With a warbling voice I managed to croak out his name and my name and something about a kid throwing a rock and "I don't know anymore than that..."  Rob stayed with Julius while I got him checked in and when I came back he was still crying, shaking. His hand grasped out for mine while they held him down to clean him up.

By that time they knew how bad it was. Two wounds, one a puncture above his temple, one a gash on his forhead. They talked for a few minutes and decided that fake skin and steri-strips would do the trick and less scarring than stitches since it was at the front of his forehead.
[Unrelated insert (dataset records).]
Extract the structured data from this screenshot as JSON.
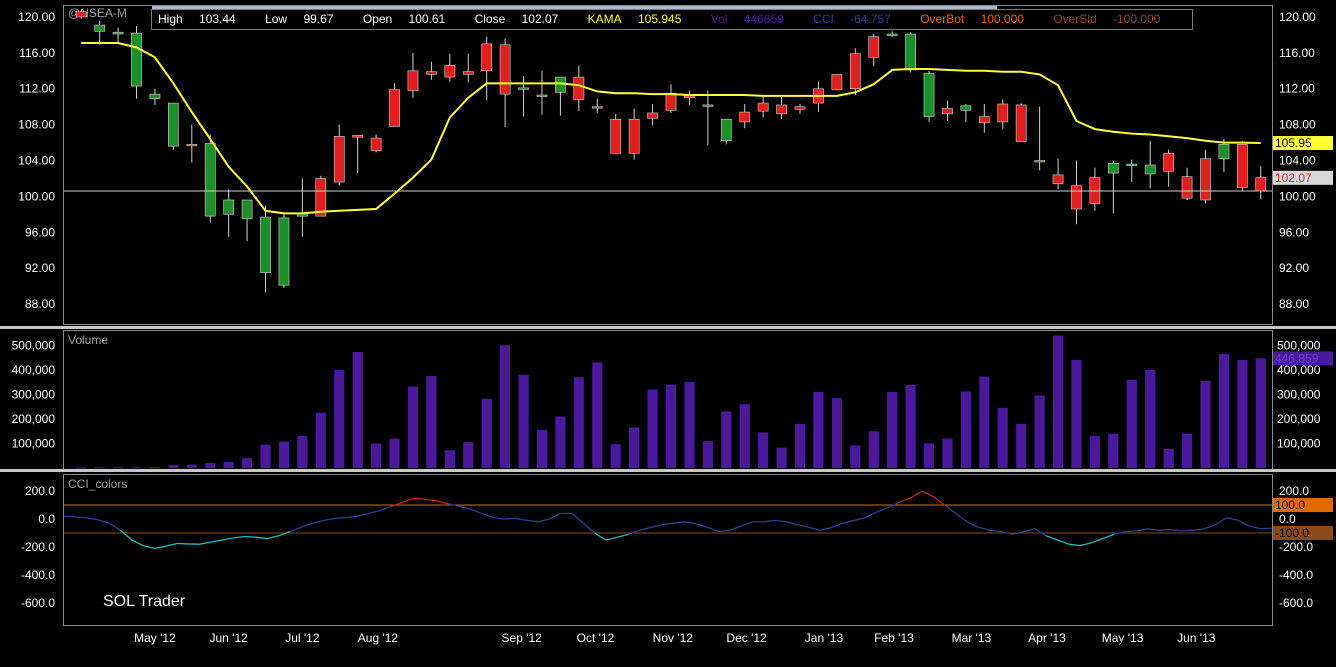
{
  "symbol": "@NSEA-M",
  "info": {
    "high_label": "High",
    "high_value": "103.44",
    "low_label": "Low",
    "low_value": "99.67",
    "open_label": "Open",
    "open_value": "100.61",
    "close_label": "Close",
    "close_value": "102.07",
    "kama_label": "KAMA",
    "kama_value": "105.945",
    "vol_label": "Vol",
    "vol_value": "446859",
    "cci_label": "CCI",
    "cci_value": "-64.757",
    "overbot_label": "OverBot",
    "overbot_value": "100.000",
    "oversld_label": "OverSld",
    "oversld_value": "-100.000"
  },
  "panels": {
    "volume_title": "Volume",
    "cci_title": "CCI_colors"
  },
  "watermark": "SOL Trader",
  "colors": {
    "background": "#000000",
    "up_candle": "#1f8f2a",
    "down_candle": "#e0201e",
    "kama_line": "#ffff33",
    "volume_bar": "#4b1a9c",
    "cci_low": "#2e3f8f",
    "cci_high": "#c8201e",
    "cci_oversold": "#1fbfbf",
    "overbot_line": "#e06a00",
    "oversld_line": "#8a4a1a"
  },
  "chart_data": {
    "type": "candlestick",
    "price_axis": {
      "range": [
        86,
        121
      ],
      "ticks": [
        "120.00",
        "116.00",
        "112.00",
        "108.00",
        "104.00",
        "100.00",
        "96.00",
        "92.00",
        "88.00"
      ]
    },
    "volume_axis": {
      "range": [
        0,
        550000
      ],
      "ticks": [
        "500,000",
        "400,000",
        "300,000",
        "200,000",
        "100,000"
      ]
    },
    "cci_axis": {
      "range": [
        -750,
        300
      ],
      "ticks": [
        "200.0",
        "0.0",
        "-200.0",
        "-400.0",
        "-600.0"
      ]
    },
    "x_labels": [
      "May '12",
      "Jun '12",
      "Jul '12",
      "Aug '12",
      "Sep '12",
      "Oct '12",
      "Nov '12",
      "Dec '12",
      "Jan '13",
      "Feb '13",
      "Mar '13",
      "Apr '13",
      "May '13",
      "Jun '13"
    ],
    "x_label_positions": [
      4.5,
      8.5,
      12.5,
      16.6,
      24.4,
      28.4,
      32.6,
      36.6,
      40.8,
      44.6,
      48.8,
      52.9,
      57.0,
      61.0
    ],
    "last_values": {
      "kama": "105.95",
      "close": "102.07",
      "volume": "446,859",
      "overbot": "100.0",
      "oversld": "-100.0"
    },
    "ohlc": [
      [
        120.6,
        120.6,
        119.8,
        120.0
      ],
      [
        118.4,
        119.6,
        116.9,
        119.1
      ],
      [
        118.1,
        118.8,
        117.1,
        118.3
      ],
      [
        112.3,
        119.0,
        110.9,
        118.2
      ],
      [
        110.9,
        112.0,
        110.2,
        111.4
      ],
      [
        105.6,
        110.4,
        105.2,
        110.4
      ],
      [
        105.8,
        108.0,
        103.8,
        105.7
      ],
      [
        97.8,
        106.9,
        97.1,
        105.9
      ],
      [
        98.0,
        100.8,
        95.5,
        99.6
      ],
      [
        97.5,
        99.6,
        95.0,
        99.6
      ],
      [
        91.5,
        99.0,
        89.3,
        97.7
      ],
      [
        90.1,
        98.2,
        89.8,
        97.6
      ],
      [
        97.8,
        102.0,
        95.5,
        98.1
      ],
      [
        102.0,
        102.3,
        97.8,
        97.8
      ],
      [
        106.7,
        108.0,
        101.2,
        101.6
      ],
      [
        106.8,
        106.8,
        102.6,
        106.6
      ],
      [
        106.5,
        106.9,
        104.9,
        105.1
      ],
      [
        111.9,
        112.6,
        107.8,
        107.8
      ],
      [
        114.0,
        116.0,
        111.0,
        111.8
      ],
      [
        113.9,
        115.0,
        113.0,
        113.6
      ],
      [
        114.6,
        115.9,
        112.8,
        113.3
      ],
      [
        113.9,
        115.9,
        112.7,
        113.6
      ],
      [
        117.0,
        117.8,
        110.7,
        114.0
      ],
      [
        116.9,
        117.6,
        107.7,
        111.4
      ],
      [
        112.1,
        113.4,
        108.9,
        112.1
      ],
      [
        111.3,
        114.0,
        109.1,
        111.3
      ],
      [
        111.6,
        113.2,
        109.0,
        113.3
      ],
      [
        113.3,
        114.6,
        109.5,
        110.8
      ],
      [
        110.0,
        110.9,
        109.3,
        110.0
      ],
      [
        108.6,
        109.2,
        104.8,
        104.8
      ],
      [
        108.6,
        109.8,
        104.1,
        104.8
      ],
      [
        109.3,
        110.3,
        107.9,
        108.7
      ],
      [
        111.5,
        112.5,
        109.3,
        109.6
      ],
      [
        111.2,
        111.8,
        110.2,
        111.0
      ],
      [
        110.2,
        111.8,
        105.7,
        110.2
      ],
      [
        106.2,
        108.6,
        105.8,
        108.6
      ],
      [
        109.4,
        110.3,
        107.6,
        108.3
      ],
      [
        110.4,
        111.3,
        108.8,
        109.5
      ],
      [
        110.2,
        111.3,
        108.6,
        109.2
      ],
      [
        110.0,
        110.3,
        109.2,
        109.7
      ],
      [
        112.0,
        112.8,
        109.4,
        110.4
      ],
      [
        113.6,
        113.6,
        111.8,
        111.9
      ],
      [
        115.9,
        116.5,
        111.3,
        112.0
      ],
      [
        117.8,
        118.1,
        114.5,
        115.5
      ],
      [
        118.0,
        118.4,
        117.8,
        118.1
      ],
      [
        114.1,
        118.3,
        113.8,
        118.1
      ],
      [
        108.9,
        114.0,
        108.3,
        113.7
      ],
      [
        109.8,
        110.7,
        108.4,
        109.2
      ],
      [
        109.6,
        110.3,
        108.3,
        110.1
      ],
      [
        108.9,
        110.3,
        107.1,
        108.2
      ],
      [
        110.3,
        110.8,
        107.5,
        108.3
      ],
      [
        110.2,
        110.4,
        106.5,
        106.1
      ],
      [
        104.0,
        110.0,
        102.9,
        104.0
      ],
      [
        102.4,
        104.2,
        100.8,
        101.4
      ],
      [
        101.2,
        104.0,
        96.9,
        98.6
      ],
      [
        102.1,
        103.2,
        98.4,
        99.2
      ],
      [
        102.6,
        104.0,
        98.1,
        103.7
      ],
      [
        103.5,
        104.1,
        101.6,
        103.6
      ],
      [
        102.5,
        106.2,
        100.9,
        103.5
      ],
      [
        104.8,
        105.2,
        101.1,
        102.8
      ],
      [
        102.2,
        103.2,
        99.6,
        99.8
      ],
      [
        104.2,
        105.2,
        99.2,
        99.6
      ],
      [
        104.2,
        106.4,
        102.7,
        105.8
      ],
      [
        105.8,
        106.2,
        100.6,
        101.0
      ],
      [
        102.1,
        103.4,
        99.7,
        100.6
      ]
    ],
    "kama": [
      117.1,
      117.1,
      117.1,
      116.6,
      115.5,
      112.6,
      109.4,
      106.4,
      103.3,
      101.1,
      98.4,
      98.1,
      98.1,
      98.3,
      98.4,
      98.5,
      98.6,
      100.3,
      102.1,
      104.1,
      108.8,
      111.0,
      112.6,
      112.6,
      112.6,
      112.6,
      112.6,
      112.4,
      111.7,
      111.5,
      111.5,
      111.4,
      111.4,
      111.3,
      111.3,
      111.3,
      111.3,
      111.2,
      111.2,
      111.2,
      111.2,
      111.2,
      111.6,
      112.5,
      114.1,
      114.2,
      114.2,
      114.1,
      114.0,
      114.0,
      113.9,
      113.9,
      113.6,
      112.4,
      108.4,
      107.5,
      107.2,
      107.0,
      106.9,
      106.7,
      106.5,
      106.2,
      106.0,
      106.0,
      105.95
    ],
    "volume": [
      2000,
      3000,
      3000,
      3000,
      4000,
      12000,
      14000,
      20000,
      25000,
      40000,
      95000,
      108000,
      130000,
      225000,
      400000,
      473000,
      100000,
      120000,
      332000,
      375000,
      72000,
      105000,
      282000,
      500000,
      380000,
      155000,
      210000,
      370000,
      430000,
      97000,
      165000,
      320000,
      340000,
      350000,
      110000,
      230000,
      260000,
      145000,
      83000,
      180000,
      310000,
      285000,
      92000,
      150000,
      310000,
      338000,
      100000,
      120000,
      312000,
      373000,
      245000,
      180000,
      295000,
      540000,
      440000,
      130000,
      140000,
      360000,
      400000,
      78000,
      140000,
      355000,
      465000,
      440000,
      446859
    ],
    "cci": [
      20,
      15,
      8,
      -5,
      -30,
      -80,
      -150,
      -190,
      -210,
      -195,
      -175,
      -178,
      -180,
      -165,
      -150,
      -135,
      -125,
      -130,
      -140,
      -120,
      -90,
      -60,
      -30,
      -10,
      5,
      10,
      20,
      40,
      60,
      90,
      120,
      150,
      140,
      130,
      110,
      90,
      70,
      40,
      10,
      0,
      5,
      -10,
      -20,
      0,
      40,
      40,
      -30,
      -100,
      -150,
      -130,
      -110,
      -80,
      -60,
      -40,
      -30,
      -20,
      -35,
      -60,
      -90,
      -80,
      -50,
      -20,
      -20,
      -10,
      -20,
      -40,
      -60,
      -80,
      -60,
      -30,
      -10,
      10,
      50,
      80,
      120,
      150,
      200,
      160,
      100,
      40,
      -20,
      -60,
      -80,
      -90,
      -110,
      -90,
      -70,
      -120,
      -150,
      -180,
      -190,
      -170,
      -140,
      -110,
      -90,
      -85,
      -70,
      -80,
      -75,
      -85,
      -80,
      -70,
      -40,
      10,
      -10,
      -50,
      -70,
      -65
    ]
  }
}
I was so relieved after seeing the wound because what I had imagined was horrific and nearly more than I could bear -- a child disfigured with a missing eye, a gash all down his face requiring 50 gazillion stitches.  I suddenly remembered one of the things he wailed on the trip to the hospital, "Why did this have to happen to ME?"

I held his hand and was able to look at him with complete calm and assurance and tell him how okay it was all going to turn out.  Somehow this day was worse than almost all the other 18 times we've been at the hospital for surgeries.  He was still crying, then screaming again when they started cleaning him up and taping him.

Rob said, "Julius, how many surgeries have you had at Children's Hospital?"

Without hesitation he said, "Eighteen..."

"You're a tough guy. When you see your head in the mirror you're gonna know it's not as bad as you think it is. There was just a lot of blood."

I looked down at his pants. Big drops of blood at the top, massive blood spray at the bottom. I squeezed his hand. His nails and hands were crusted with blood.  No wonder we all freaked out.  No wonder he was still freaked out.
Some head injuries result in prolonged or nonreversible brain damage. This can occur as a result of bleeding inside the brain or forces that damage the brain directly. -- from the U.S. Nat'l Library of Medicine
And finally after a while the medical folks were done with their jobs, most of us were calm, and I had talked Julius into going back to the pack meeting to show off his war wound.  All was mostly right with the world.  Except for the small matter of "Oh by the way, your kid could have a concussion and you have to wake him up every four hours for the next two days to make sure he can form complete sentences, his eyes aren't dilated and that they can track."

I told the nurse, "I can't even do that with him when he hasn't had a head injury."

She smiled and said, "You know your child.  You'll know."

People say that to me a lot, but I never believe them.  Why do women think that because they have this innate maternal instinct that I will also have that same instinct?  I'm not like them.

Tonight I tucked him into bed. He was droopy eyed and limp, tired and emotionally drained.  I laid my hand on his chest and said, "You had a big day today, huh?"  He nodded in response.

"Tomorrow you get to go into school and show everyone your big head wound and show off what a tough guy you are."  He smiled.

"I have an idea.  I think you should tell them that you got injured when Kenneth was casting his fishing line into the water at the fishing derby and he nearly ripped your face off."  He laughed.  That's the boy I'm used to seeing.

"Okay, wait, this is better.  For the girls you can tell them we were driving past an ATM machine and you saw a guy breaking into it with a hammer and you jumped out of the car with your mad karate skills and did a take down on him until the police got there and that's how you hurt your head. What do you think?"

He stared at me with his "mom, you're stupid" face on and said, "No, I think I'll just stick with the rock story."

I shrugged. "Yeah, the truth is pretty cool, too."